From the data, copy out every line in which the word "Explorer" appears.

[Stored data entries]
----------------------------------------
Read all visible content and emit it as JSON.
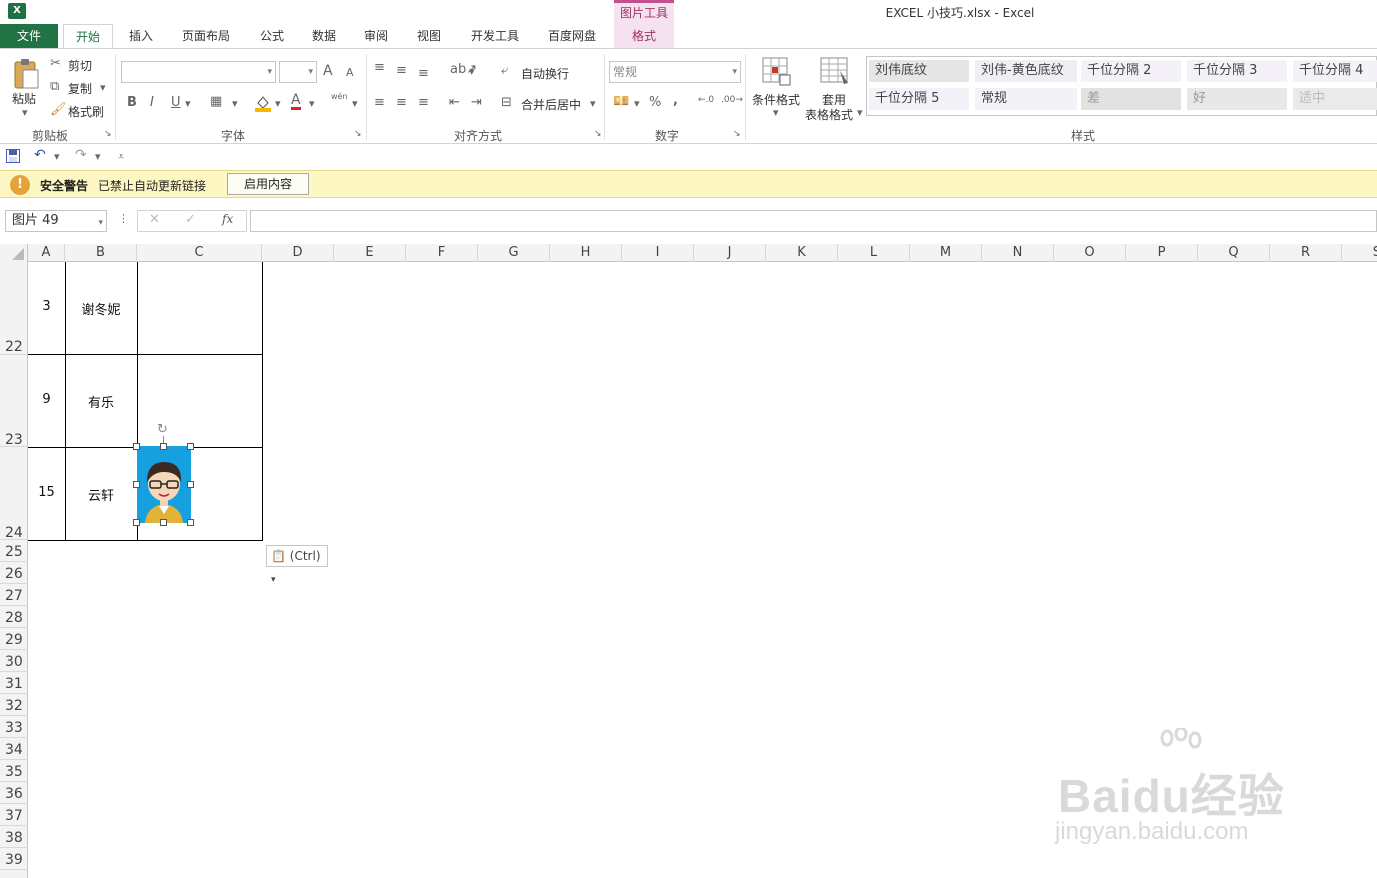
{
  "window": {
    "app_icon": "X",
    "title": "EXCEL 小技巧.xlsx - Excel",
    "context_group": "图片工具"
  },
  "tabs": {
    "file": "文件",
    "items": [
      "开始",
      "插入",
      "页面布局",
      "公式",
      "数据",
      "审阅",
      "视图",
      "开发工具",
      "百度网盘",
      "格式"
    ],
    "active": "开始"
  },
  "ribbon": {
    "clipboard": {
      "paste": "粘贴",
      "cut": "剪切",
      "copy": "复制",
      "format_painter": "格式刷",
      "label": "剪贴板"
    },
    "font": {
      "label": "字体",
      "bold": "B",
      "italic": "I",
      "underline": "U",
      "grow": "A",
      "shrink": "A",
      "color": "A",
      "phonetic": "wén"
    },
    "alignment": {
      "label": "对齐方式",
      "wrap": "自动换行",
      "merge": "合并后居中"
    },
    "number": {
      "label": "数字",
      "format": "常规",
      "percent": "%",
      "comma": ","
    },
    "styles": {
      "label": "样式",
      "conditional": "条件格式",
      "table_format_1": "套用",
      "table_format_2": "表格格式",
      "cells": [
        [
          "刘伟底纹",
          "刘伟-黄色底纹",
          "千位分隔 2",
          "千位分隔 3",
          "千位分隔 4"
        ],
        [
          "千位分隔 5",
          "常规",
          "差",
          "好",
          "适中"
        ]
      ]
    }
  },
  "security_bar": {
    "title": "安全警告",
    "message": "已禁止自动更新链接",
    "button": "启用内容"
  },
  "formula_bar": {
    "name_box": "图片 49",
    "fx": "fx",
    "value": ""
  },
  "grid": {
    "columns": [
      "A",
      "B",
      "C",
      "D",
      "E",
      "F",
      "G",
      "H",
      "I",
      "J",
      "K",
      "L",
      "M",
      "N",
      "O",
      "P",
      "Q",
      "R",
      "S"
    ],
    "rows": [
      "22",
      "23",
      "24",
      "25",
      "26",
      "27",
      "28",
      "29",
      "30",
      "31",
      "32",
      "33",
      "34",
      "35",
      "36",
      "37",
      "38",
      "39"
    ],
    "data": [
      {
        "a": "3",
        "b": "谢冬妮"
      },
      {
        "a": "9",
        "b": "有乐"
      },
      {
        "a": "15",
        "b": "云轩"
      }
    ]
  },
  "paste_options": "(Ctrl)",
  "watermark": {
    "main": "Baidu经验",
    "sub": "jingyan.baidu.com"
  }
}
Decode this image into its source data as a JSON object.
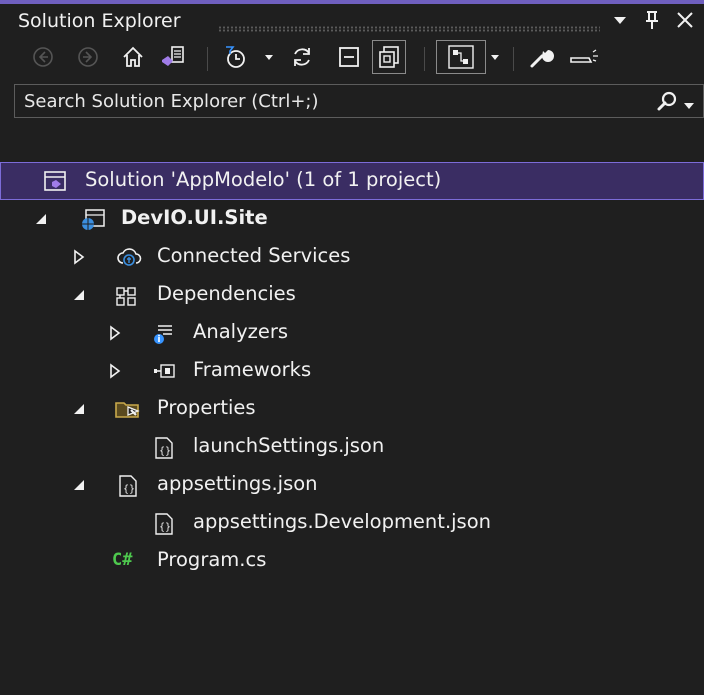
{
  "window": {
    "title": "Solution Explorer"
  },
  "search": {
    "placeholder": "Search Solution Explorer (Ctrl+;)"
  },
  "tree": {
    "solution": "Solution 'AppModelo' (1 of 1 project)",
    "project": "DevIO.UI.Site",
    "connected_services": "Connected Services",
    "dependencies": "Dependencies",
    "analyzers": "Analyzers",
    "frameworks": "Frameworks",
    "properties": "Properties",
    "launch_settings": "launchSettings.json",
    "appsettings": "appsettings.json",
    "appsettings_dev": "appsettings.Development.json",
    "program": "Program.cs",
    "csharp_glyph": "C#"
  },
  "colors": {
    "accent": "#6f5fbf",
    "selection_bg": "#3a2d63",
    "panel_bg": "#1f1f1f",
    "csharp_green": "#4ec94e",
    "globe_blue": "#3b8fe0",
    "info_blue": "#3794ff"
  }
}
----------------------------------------
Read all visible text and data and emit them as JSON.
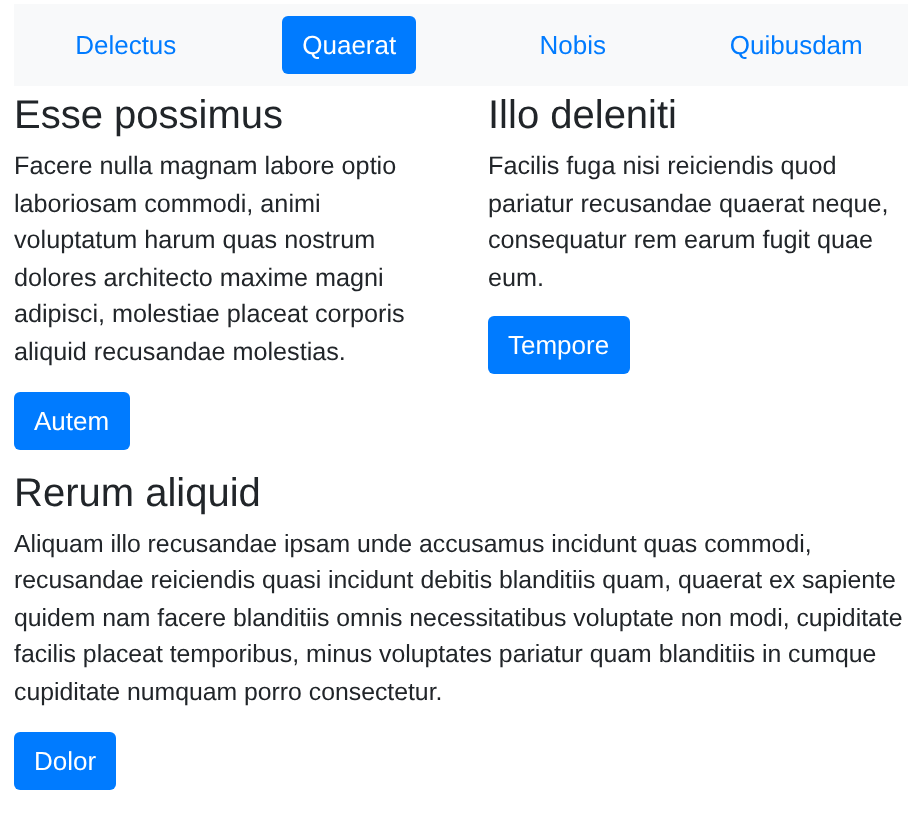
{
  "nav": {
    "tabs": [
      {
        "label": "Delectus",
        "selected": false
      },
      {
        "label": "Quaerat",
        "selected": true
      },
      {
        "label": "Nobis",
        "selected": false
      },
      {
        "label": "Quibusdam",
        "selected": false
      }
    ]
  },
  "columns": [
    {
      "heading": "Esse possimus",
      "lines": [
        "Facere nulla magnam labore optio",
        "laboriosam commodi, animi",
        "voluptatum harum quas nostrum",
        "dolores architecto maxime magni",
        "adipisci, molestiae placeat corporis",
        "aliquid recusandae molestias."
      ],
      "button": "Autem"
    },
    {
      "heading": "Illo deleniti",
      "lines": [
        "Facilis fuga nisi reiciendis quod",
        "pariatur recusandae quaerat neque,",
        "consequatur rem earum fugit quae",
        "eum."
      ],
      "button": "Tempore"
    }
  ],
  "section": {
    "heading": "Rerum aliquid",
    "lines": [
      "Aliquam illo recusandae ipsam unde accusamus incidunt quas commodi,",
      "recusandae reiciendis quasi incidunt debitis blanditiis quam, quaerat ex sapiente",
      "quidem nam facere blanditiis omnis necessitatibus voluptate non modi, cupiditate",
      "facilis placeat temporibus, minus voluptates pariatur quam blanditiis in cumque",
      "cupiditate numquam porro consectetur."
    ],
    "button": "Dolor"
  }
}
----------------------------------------
**WRITTEN ANSWER:**
    "title": "Solution Explorer"
    "placeholder": "Search Solution Explorer (Ctrl+;)"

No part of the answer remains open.